Pork Tenderloin
  1. In a plastic bag, place Montreal steak spice & 1 Tbsp oil. Add cubed meat & shake well to combine. Place in refrigerator for a few hours or overnight to marinate.
Broccoli Orzotto
  1. In a pot over medium heat, sauté onion & garlic in oil. Add the orzo & 2 cups of the broth. Bring to a boil & let simmer for 6 minutes, stirring frequently with a wooden spoon. Add the broccoli & remaining broth. Continue cooking for 6 minutes or until the orzo is al dente & the broccoli is JUST tender. Remove from heat & add parmesan & lemon zest. Season with salt & pepper if you desire. Allow to rest for 2 minutes before serving.
Grilling
  1. Preheat the grill on high heat. Thread each skewer with 6 pieces marinated pork. Place the skewers on the grill for 8-10 minutes, turning every 2-3 minutes until all sides are lightly charred and pork is cooked through but not OVERCOOKED.
  2. Remove from grill & sprinkle with fresh dill. Serve with broccoli orzotto.
Recipe Notes

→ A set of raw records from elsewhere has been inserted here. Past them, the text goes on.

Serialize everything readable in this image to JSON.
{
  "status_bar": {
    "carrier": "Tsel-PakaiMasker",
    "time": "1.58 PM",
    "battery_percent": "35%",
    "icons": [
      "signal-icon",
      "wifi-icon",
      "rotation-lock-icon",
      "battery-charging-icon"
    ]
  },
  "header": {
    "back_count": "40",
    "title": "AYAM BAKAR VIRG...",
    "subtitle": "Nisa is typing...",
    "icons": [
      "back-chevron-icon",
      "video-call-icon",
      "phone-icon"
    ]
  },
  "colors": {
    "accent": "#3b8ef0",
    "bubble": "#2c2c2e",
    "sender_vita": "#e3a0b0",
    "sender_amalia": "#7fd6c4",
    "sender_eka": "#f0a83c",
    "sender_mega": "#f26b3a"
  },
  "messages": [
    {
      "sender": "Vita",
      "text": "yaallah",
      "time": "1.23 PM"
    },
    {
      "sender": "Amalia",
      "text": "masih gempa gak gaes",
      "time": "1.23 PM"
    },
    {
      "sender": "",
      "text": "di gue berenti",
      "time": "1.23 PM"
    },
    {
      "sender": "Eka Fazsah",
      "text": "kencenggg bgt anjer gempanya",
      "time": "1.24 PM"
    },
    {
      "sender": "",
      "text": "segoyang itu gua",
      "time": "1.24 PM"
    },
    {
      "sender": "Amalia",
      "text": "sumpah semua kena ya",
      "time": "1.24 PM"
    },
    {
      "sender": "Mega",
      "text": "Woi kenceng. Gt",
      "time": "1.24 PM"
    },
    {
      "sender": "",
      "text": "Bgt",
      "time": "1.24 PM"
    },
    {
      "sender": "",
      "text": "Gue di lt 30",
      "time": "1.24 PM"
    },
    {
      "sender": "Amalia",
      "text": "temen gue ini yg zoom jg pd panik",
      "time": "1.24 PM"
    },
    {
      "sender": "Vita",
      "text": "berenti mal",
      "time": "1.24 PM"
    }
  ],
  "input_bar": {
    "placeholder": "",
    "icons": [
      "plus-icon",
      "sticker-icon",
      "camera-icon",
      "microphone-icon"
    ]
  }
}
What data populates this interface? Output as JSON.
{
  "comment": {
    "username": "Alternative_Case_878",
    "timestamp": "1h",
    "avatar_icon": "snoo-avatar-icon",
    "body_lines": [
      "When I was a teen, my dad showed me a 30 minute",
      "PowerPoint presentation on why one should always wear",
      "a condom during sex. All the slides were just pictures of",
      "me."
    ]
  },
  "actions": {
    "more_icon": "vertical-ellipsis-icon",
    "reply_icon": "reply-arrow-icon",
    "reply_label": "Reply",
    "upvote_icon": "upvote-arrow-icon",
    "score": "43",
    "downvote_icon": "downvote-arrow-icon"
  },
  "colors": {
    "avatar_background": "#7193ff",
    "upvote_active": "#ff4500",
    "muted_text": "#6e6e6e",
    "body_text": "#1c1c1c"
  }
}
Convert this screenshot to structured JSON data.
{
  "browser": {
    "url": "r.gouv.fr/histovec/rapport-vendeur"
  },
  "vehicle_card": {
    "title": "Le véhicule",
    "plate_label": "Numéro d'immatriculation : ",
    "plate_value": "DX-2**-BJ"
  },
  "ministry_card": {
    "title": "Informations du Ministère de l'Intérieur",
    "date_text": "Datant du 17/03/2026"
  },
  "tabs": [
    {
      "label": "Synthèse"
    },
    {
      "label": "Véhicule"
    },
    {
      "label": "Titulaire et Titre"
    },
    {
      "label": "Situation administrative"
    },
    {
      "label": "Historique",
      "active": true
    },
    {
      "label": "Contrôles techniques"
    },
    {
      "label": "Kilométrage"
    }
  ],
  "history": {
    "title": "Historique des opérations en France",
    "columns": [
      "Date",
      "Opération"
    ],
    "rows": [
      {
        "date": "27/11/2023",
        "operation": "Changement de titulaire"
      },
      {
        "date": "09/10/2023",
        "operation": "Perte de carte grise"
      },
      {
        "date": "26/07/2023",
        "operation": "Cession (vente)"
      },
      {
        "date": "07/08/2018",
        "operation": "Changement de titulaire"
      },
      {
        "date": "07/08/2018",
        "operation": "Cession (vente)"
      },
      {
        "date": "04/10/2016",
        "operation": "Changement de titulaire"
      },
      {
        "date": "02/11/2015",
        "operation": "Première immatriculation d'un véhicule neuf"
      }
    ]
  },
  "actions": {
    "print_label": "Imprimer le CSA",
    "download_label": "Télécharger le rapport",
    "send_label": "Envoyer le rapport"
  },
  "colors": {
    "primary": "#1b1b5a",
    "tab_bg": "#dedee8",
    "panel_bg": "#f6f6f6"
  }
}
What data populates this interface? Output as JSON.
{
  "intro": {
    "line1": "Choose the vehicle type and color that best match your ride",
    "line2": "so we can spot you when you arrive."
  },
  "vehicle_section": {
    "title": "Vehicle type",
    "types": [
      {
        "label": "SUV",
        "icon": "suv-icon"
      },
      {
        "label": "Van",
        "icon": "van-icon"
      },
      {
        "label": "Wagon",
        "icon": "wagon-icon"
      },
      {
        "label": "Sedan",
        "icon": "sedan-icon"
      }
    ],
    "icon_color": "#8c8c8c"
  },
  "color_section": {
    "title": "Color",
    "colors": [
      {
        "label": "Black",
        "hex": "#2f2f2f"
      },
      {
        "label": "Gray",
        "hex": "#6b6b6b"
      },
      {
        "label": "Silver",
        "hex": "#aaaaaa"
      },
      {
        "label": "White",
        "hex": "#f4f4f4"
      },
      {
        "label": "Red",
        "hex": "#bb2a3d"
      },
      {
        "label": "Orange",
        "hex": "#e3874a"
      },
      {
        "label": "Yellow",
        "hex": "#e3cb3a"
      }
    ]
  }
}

  • You can prepare the orzotto a day ahead & refrigerate. It is just as good reheated if your short of time on BBQ day.